In the days and weeks leading up to the NFL Draft, CardinalsSource will profile 30 draft prospects who could end up making their way to Arizona this offseason.
Player: DeShone Kizer
Weight: 233 pounds
Hand size: 9 7/8 inches
Arm length: 33 1/8 inches
College stats: 2015: 210-for-334, 62.9 completion percentage, 2,880 passing yards, 21 touchdowns, 10 interceptions, 2016: 212-for-361, 58.7 completion percentage, 2,925 passing yards, 26 touchdowns, nine interceptions
Strengths: When you think of what a prototypical quarterback should look like in modern football, you probably think of someone who has the build of DeShone Kizer. A two-year starter at Notre Dame, Kizer has the a thick, durable and massive frame with a strong arm that has NFL scouts salivating when they see him in a workout setting.
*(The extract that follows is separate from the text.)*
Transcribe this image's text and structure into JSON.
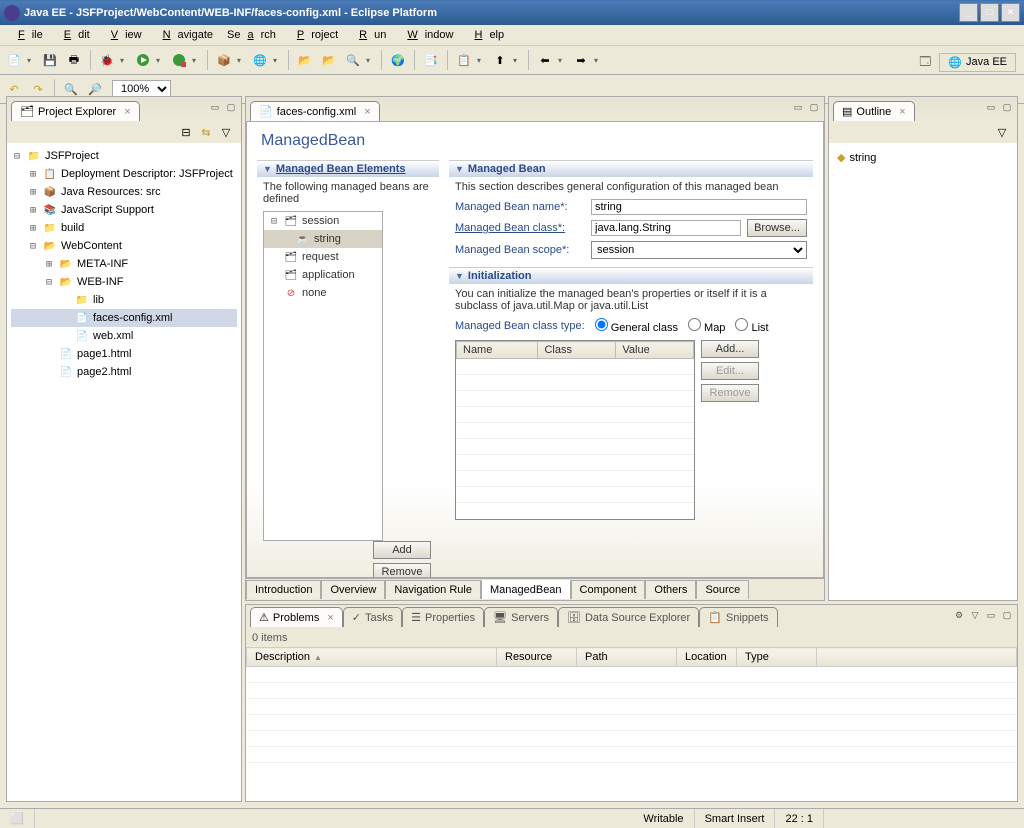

In terms of arm talent, Kizer and Texas Tech's Patrick Mahomes probably own the two biggest guns in this year's draft-class, as Kizer whips the ball around the field with ease and can hit deep targets on the move better than many of the highly-coveted quarterbacks who have entered the NFL as top draft picks in recent seasons. What we like most about Kizer is the way he keeps his eyes down the field when he's in the pocket. While some quarterbacks with Kizer's speed tend to make one read and tuck the ball while looking to run, Kizer is able to shake off defenders, re-set his launch point, and take home run shots or hit receivers coming back to the ball. Though Kizer didn't have outstanding production at the college level, he's a projectable player who will entice an offensive-minded coach to pull the trigger early in the draft because of all the potential he boasts.
Weaknesses: Much like Mahomes, despite his arm talent, Kizer needs to refine his skill set and work to make his throwing motion faster and more repeatable. While there's no doubt Kizer has a cannon, he often needs to wind up, reach back and uncork the ball as if he's attempting to throw a baseball as far as he can. What we noticed on some of Kizer's throws is that he's not as engaged with his lower body as he is with his upper body, and that's partially because he doesn't always have to be. When you have an arm as strong as Kizer's, it's hard to rely as much on proper footwork. Nevertheless, mastering the footwork necessary to perform three, five and seven step drops in the NFL is going to be a challenge for Kizer, and it's something he'll have to work hard to improve at early in his career. Additionally, one of the greatest concerns about Kizer's game is his accuracy, which dipped during his second season at Notre Dame and wasn't a highlight of his game near the end of his career. Kizer completed fewer than 60 percent of his passes in 2016, and he didn't exactly demonstrate the skills of a polished decision-maker. While that may improve over time as Kizer reads more defenses and grows more comfortable with new footwork, he doesn't appear to be ready to step in and start right away.
Kizer's fit: The Cardinals have been linked to DeShone Kizer perhaps more than any other player in first round mock drafts, but we're not convinced he's the best fit of all the signal-callers for the organization. Kizer is more of a project than some of the other passers available, and even though he may have a higher ceiling than a player like Deshaun Watson or Mitch Trubisky, there's also a low floor with Kizer and there's inherent risks he brings to the table. The possibility that Kizer washes out and never makes it in the NFL is legitimate, but at the same time, a coach like Bruce Arians wouldn't draft Kizer in the first round if he thought it would take more than a full year or two to turn him into a full-time NFL starter. The growth in Kizer's game may take time and may be a rough process, and we think Arians would be better suited working with Mahomes or even Cal's Davis Webb if the Cardinals wait until the second round to draft a quarterback.